As we all know, Nicolas Sarkozy triumphed to power a year ago by promising a break with the past, that oft-cited rupture. His presidency would be a glowing series of courageous reforms, turning to new pages and a celebration of new faces.
For the first few months, it indeed seemed the case, but as many of have noted, that all turned sour, with the emergence of Sarkozy the everyday man, a character manifestly incapable of portraying both dynamism and the consistency of power as the French are used to it. Sarkozy is too unstable a man which makes him too inconsistent a leader (no follow through, you could more simply complain).
And so what?
That's where Chirac comes in. Sarkozy's predecessor was President of the Republic for twelve long years and during that time, as Sarkozy himself tells us ad infinitum, nothing happened. Chirac became an almost spectral presence, letting his ministers handle the everyday implementation of power, while he rarely came beyond his Elysee windows and only to make brief and passing pronouncements.
But it didn't really matter. France continued, carried along on the one hand by globalisation and Europe, and on the other by the modern citizen's increasing ability to lead a life without politics (unless it it becomes particularly moving or entertaining).
Under these terms Chirac presided, bearing witness to the fact that power and consequence was manufactured elsewhere, in a mysterious continuum uniting Brussells, Davos, military patrols in Sadr city or Afghanistan and France's comfortably numbing retreat into a globalist consumerism.
Eyeing Chirac from below the pedestal, Sarkozy failed to appreciate this historical powerlessness. He couldn't fathom that Chirac's effacement was not in fact a failure, but an actual reflection of what the job offered, what being President of France, as lived, actually meant.
So he chose to remedy an ailment that has no a cure, exploding into late 2007 with his barrage of announcements, promises, challenges and affronts. Sarkozy wasn't Chirac, he was on the move, making things happen.

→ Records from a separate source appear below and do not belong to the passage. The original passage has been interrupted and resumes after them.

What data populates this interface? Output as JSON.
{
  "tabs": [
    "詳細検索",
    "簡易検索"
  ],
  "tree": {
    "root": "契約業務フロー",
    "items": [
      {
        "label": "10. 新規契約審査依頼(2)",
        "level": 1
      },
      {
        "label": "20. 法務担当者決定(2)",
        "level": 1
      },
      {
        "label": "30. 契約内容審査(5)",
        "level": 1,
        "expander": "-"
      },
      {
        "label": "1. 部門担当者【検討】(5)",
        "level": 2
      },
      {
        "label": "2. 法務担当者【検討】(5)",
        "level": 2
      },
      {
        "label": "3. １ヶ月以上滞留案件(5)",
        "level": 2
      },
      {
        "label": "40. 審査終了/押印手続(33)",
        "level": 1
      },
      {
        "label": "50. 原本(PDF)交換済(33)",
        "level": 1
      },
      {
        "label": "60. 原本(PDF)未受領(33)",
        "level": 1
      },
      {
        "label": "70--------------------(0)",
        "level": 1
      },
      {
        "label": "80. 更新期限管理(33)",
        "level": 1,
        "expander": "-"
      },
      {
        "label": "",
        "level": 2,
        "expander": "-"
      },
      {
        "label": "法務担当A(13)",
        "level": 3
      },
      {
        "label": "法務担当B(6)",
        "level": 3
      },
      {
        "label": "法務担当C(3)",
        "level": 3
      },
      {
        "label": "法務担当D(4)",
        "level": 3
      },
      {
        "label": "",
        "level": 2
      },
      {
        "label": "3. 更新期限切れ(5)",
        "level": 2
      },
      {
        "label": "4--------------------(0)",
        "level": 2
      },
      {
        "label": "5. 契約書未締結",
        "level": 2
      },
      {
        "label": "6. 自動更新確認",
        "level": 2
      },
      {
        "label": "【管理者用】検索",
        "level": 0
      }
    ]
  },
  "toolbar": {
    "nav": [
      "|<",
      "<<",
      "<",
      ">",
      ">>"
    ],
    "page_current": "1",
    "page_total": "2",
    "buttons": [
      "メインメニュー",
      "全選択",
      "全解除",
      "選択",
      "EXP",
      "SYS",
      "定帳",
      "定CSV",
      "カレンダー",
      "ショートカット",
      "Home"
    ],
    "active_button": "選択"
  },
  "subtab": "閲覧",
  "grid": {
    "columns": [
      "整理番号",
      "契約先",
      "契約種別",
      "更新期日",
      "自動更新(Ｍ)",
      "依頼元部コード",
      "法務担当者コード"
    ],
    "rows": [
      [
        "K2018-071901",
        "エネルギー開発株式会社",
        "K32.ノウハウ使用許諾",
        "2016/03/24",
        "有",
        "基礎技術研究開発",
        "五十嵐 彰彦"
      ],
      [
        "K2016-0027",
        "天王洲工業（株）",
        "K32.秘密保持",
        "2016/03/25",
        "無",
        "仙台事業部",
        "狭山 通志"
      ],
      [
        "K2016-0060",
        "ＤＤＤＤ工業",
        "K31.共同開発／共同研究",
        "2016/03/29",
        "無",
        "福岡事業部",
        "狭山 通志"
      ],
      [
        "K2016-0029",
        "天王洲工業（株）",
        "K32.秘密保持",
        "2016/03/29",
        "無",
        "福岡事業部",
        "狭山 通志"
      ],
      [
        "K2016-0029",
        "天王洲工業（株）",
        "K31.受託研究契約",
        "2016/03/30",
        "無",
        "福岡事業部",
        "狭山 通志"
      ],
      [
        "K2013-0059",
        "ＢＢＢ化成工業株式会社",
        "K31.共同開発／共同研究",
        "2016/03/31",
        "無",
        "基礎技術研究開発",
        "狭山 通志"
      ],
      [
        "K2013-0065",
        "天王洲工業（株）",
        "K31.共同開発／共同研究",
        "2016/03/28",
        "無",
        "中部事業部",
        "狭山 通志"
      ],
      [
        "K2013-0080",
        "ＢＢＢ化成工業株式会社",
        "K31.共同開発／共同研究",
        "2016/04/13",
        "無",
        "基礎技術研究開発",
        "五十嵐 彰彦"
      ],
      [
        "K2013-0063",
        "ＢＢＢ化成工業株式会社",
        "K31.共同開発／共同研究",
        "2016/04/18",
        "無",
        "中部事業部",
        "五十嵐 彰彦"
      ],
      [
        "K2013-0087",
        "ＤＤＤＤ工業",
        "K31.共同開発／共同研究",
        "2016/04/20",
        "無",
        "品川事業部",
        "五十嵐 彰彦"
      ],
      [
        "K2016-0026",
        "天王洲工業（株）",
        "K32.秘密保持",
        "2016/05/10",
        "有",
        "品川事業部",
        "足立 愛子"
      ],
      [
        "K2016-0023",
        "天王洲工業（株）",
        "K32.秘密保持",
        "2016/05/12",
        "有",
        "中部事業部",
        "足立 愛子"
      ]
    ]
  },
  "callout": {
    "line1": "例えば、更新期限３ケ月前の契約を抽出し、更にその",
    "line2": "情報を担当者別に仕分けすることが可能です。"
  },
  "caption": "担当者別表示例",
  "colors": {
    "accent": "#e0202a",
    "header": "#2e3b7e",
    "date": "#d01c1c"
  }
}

But, for what? What Chirac came to realize in his tenure is that France's Presidency is about silence and bearing witness. It is about having nothing to do, about just watching where the chips actually fall and claiming them , if you want (but dishonestly), as your own.
Sarkozy hates silence, he hates an empty table with no one to see him, engage him. In that case, he must hate being the president, because when it actually matters, when things are actually important, he must sit there silently and watch that infamous abyss stare back at him. Here, action, almost always, ends as a mistake.
And Chirac, all along, could have told him that.